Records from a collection
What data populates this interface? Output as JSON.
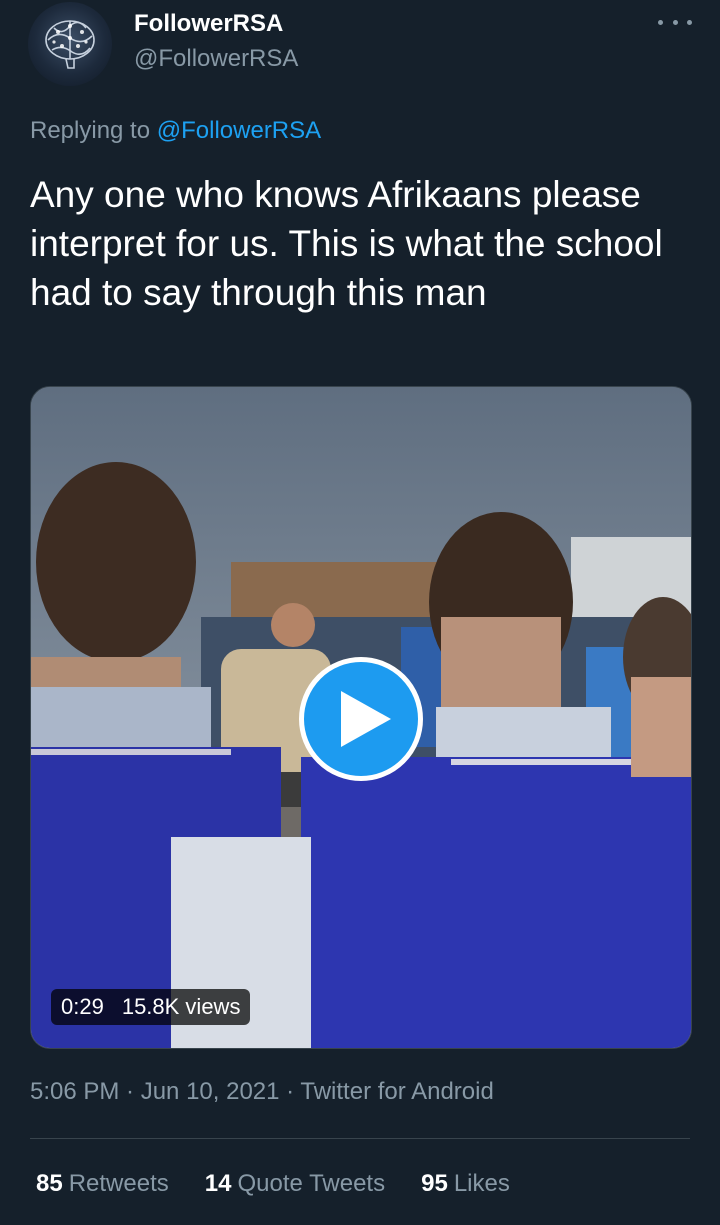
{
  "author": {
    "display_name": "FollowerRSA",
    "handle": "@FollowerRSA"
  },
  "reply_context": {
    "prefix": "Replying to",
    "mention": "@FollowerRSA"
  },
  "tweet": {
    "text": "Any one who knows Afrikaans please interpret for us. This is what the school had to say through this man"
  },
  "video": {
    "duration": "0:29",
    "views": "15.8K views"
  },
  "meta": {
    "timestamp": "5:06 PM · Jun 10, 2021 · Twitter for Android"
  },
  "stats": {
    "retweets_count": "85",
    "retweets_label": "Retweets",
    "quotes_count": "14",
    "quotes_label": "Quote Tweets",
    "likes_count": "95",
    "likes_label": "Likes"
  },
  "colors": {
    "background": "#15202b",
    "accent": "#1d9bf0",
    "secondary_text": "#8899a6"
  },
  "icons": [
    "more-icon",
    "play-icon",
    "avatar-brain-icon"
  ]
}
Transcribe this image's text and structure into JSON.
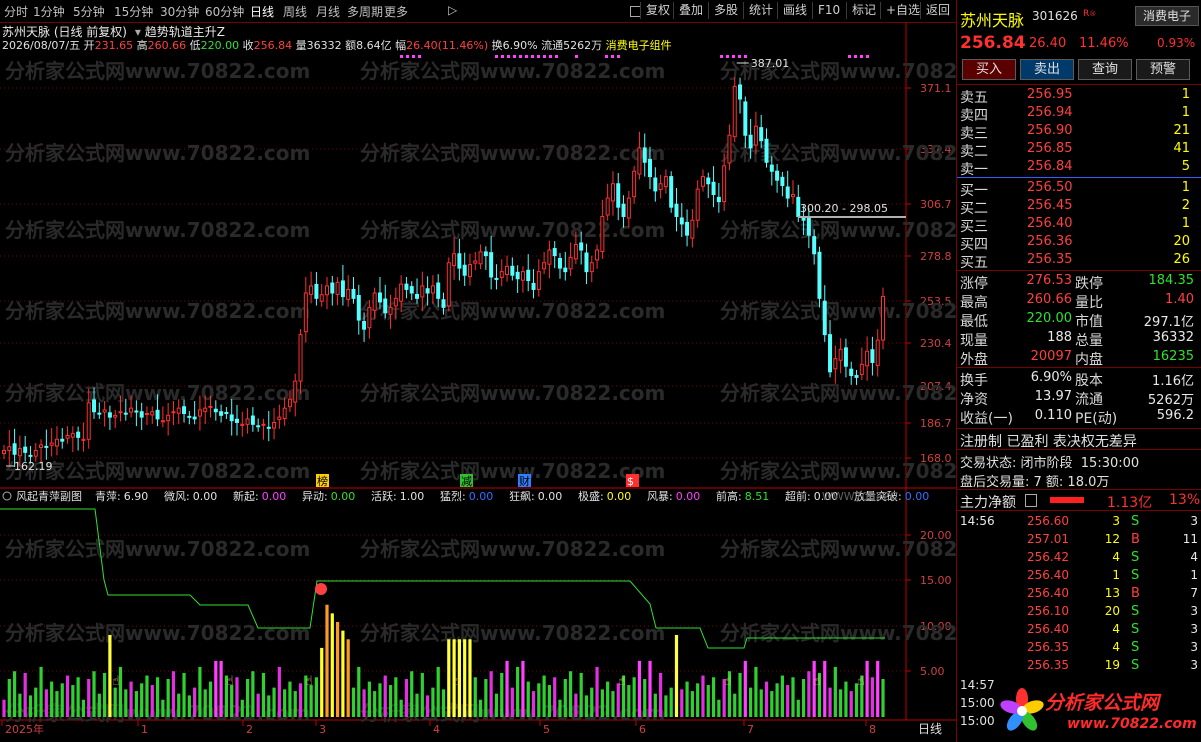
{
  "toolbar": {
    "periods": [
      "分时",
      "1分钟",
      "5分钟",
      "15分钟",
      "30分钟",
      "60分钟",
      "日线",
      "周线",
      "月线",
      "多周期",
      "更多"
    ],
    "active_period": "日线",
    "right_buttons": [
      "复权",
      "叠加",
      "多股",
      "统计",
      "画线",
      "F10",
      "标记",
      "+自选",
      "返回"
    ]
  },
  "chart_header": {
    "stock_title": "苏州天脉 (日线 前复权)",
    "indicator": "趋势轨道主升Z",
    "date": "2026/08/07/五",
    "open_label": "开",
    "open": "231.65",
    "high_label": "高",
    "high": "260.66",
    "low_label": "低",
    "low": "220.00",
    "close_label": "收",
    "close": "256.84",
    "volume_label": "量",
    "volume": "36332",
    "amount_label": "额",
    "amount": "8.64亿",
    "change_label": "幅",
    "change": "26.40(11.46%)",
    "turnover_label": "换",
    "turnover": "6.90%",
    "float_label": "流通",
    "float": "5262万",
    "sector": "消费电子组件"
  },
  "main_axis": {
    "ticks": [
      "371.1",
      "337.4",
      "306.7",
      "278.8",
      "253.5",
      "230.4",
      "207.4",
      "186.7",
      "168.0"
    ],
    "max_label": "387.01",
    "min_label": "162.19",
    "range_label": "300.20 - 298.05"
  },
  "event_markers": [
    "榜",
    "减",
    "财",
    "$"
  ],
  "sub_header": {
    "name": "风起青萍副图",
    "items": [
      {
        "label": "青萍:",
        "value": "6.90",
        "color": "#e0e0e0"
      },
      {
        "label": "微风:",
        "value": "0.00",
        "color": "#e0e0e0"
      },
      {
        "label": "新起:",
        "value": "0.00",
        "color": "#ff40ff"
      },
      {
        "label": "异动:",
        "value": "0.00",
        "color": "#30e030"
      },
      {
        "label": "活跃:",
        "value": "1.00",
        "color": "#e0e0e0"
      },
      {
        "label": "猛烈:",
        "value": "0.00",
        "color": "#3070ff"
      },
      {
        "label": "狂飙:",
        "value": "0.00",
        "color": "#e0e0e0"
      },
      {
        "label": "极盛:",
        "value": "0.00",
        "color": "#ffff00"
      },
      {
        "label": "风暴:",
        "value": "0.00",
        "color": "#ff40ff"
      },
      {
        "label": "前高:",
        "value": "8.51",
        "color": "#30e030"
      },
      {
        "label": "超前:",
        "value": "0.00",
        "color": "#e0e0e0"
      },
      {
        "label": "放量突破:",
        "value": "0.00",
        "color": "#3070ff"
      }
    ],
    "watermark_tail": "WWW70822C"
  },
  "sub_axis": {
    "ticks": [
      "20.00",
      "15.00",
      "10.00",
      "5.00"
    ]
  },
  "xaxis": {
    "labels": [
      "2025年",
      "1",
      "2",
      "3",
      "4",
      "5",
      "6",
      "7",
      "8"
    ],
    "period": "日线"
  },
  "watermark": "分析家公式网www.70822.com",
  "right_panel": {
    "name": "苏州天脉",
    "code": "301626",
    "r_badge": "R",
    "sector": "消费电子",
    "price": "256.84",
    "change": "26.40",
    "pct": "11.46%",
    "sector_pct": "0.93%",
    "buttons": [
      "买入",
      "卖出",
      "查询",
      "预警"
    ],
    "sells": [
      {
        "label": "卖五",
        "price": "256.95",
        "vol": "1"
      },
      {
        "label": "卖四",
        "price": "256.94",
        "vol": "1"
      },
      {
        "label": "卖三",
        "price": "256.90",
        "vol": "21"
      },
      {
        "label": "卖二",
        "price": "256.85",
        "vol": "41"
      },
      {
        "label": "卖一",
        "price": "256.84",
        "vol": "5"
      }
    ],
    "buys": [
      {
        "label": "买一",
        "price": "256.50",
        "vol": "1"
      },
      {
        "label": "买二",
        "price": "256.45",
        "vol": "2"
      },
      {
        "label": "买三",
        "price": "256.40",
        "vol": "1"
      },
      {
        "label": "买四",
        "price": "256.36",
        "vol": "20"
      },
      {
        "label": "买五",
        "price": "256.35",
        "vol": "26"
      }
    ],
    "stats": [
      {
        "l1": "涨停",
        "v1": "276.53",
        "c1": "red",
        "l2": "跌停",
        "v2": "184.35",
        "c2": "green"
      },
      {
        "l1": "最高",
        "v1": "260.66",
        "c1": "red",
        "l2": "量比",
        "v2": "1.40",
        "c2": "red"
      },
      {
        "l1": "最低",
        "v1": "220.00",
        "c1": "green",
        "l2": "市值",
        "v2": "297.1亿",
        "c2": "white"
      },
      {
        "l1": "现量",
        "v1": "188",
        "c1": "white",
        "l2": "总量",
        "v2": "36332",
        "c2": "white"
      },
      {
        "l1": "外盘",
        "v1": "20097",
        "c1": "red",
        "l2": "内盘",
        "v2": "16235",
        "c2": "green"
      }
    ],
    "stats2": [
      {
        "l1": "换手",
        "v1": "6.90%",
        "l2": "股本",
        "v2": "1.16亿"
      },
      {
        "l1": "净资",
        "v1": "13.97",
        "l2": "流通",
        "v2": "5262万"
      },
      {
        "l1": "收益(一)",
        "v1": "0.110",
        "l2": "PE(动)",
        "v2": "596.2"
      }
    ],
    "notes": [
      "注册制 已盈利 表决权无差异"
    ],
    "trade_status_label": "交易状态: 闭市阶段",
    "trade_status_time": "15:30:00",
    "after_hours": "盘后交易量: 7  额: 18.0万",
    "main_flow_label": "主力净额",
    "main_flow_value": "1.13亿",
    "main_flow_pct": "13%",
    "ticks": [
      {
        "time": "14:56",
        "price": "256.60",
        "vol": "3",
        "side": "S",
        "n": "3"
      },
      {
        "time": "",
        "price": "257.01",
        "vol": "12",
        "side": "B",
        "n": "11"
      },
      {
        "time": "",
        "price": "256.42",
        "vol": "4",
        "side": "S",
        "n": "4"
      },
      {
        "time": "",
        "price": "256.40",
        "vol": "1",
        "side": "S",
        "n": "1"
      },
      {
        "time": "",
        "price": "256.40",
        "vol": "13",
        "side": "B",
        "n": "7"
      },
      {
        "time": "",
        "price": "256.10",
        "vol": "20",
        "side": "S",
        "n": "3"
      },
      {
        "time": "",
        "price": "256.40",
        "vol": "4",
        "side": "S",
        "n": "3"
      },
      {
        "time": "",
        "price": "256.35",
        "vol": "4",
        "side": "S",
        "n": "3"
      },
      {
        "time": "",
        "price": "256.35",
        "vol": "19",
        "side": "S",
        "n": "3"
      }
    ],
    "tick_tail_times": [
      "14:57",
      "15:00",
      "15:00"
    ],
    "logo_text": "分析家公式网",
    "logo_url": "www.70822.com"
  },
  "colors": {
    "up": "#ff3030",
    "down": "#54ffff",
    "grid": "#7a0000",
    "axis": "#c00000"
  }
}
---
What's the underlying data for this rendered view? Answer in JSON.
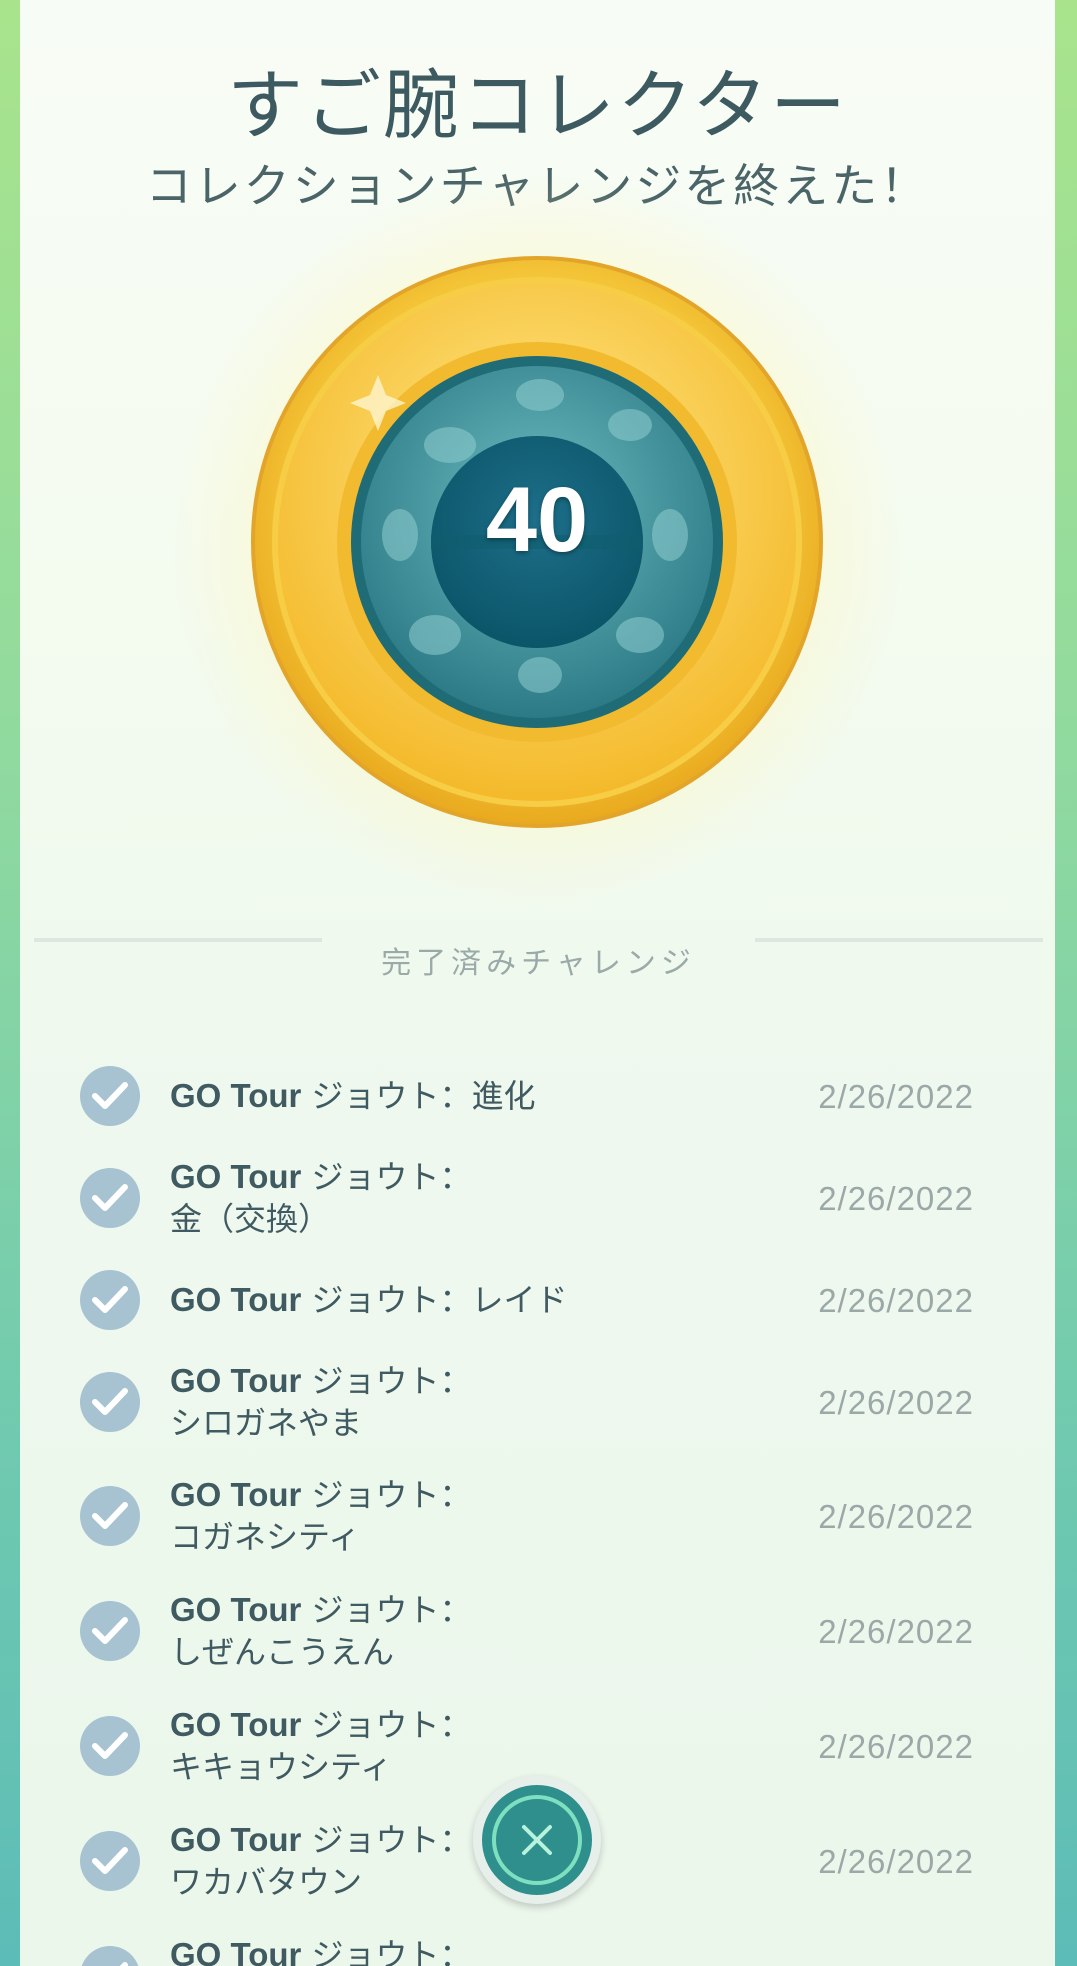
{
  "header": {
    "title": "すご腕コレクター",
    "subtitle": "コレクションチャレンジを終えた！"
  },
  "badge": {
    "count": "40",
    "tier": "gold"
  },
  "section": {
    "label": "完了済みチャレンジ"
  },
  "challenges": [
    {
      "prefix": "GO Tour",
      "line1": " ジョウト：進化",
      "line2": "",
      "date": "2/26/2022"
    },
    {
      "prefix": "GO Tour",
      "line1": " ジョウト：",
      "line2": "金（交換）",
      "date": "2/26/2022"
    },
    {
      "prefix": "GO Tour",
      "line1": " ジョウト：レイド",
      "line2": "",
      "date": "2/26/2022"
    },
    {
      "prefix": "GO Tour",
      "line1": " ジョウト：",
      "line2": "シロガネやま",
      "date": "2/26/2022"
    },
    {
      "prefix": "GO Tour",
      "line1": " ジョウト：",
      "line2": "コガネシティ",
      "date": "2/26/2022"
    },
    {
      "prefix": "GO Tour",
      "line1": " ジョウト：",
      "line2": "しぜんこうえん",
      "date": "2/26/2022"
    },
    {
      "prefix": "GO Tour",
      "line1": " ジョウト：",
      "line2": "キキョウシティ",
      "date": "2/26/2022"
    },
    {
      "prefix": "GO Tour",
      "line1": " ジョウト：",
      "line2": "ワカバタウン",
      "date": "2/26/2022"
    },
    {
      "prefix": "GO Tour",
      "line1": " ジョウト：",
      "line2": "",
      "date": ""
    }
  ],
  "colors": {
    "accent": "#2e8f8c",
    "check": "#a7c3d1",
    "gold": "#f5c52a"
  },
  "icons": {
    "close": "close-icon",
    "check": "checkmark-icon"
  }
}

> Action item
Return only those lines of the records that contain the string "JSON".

> Solution to this problem
What data populates this interface? Output as JSON.
Transcribe this image's text and structure into JSON.
What's the underlying data for this rendered view? Answer in JSON.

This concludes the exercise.